### Action item
Where a line below contains "Contacts", count it. Reply with the total only.
>>>>>
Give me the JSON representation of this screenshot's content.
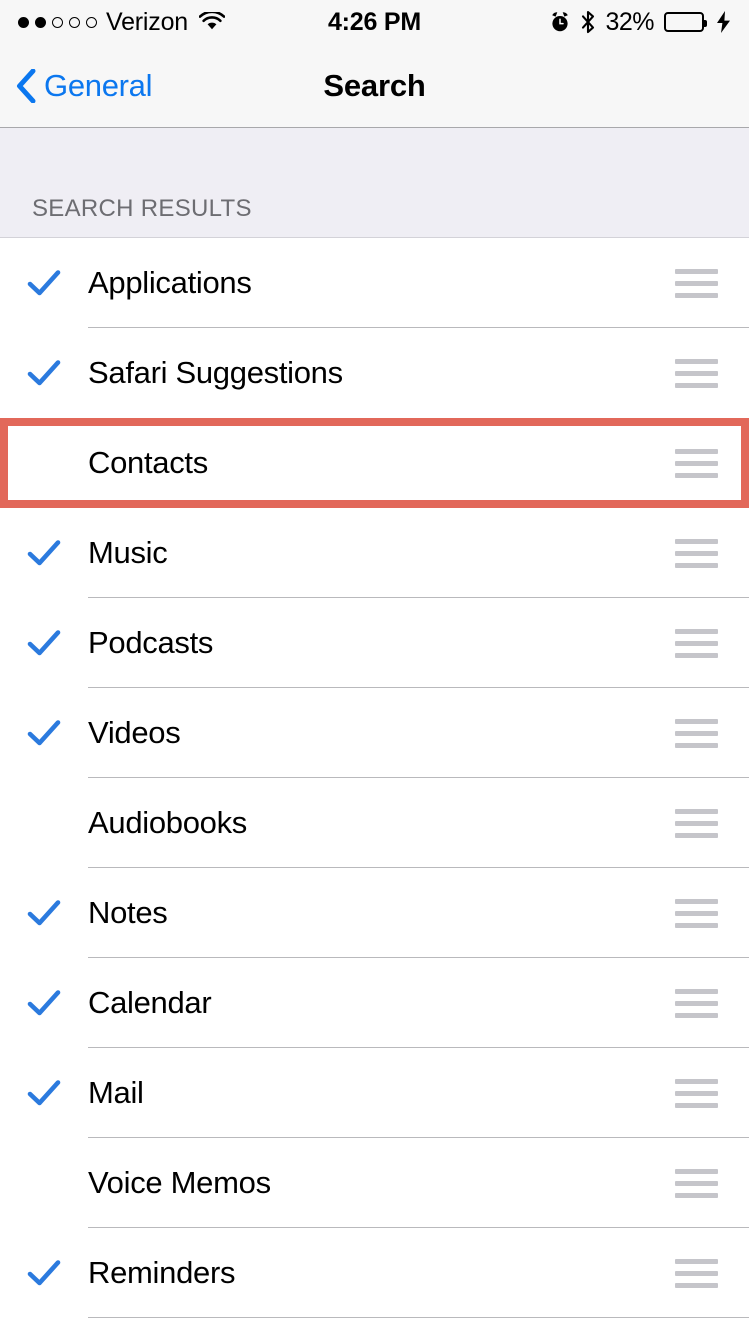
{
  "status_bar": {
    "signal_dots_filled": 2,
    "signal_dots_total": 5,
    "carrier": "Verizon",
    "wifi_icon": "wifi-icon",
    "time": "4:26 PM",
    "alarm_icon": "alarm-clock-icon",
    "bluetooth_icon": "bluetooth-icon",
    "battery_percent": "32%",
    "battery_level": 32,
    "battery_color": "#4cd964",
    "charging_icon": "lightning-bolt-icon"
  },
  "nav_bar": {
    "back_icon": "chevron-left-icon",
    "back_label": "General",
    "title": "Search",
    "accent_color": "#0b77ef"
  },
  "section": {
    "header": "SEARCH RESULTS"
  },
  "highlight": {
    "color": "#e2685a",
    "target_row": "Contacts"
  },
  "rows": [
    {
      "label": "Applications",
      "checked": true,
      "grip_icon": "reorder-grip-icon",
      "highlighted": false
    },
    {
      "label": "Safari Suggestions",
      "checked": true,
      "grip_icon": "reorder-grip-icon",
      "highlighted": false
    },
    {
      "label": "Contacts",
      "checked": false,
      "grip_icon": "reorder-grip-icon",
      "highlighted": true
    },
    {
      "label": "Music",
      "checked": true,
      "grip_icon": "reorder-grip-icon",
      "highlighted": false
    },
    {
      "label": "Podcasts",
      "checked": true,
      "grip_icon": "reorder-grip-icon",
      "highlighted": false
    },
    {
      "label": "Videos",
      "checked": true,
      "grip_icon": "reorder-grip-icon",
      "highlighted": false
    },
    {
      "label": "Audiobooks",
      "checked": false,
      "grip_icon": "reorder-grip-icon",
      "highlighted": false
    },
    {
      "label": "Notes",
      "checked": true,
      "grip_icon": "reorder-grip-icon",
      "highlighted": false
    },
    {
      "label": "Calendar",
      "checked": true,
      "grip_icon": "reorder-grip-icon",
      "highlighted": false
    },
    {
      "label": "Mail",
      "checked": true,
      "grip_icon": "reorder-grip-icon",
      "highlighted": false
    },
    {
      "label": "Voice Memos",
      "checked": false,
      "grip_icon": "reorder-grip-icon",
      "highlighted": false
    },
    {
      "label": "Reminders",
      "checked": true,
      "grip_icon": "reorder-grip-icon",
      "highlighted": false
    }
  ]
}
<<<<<
### Task solution
2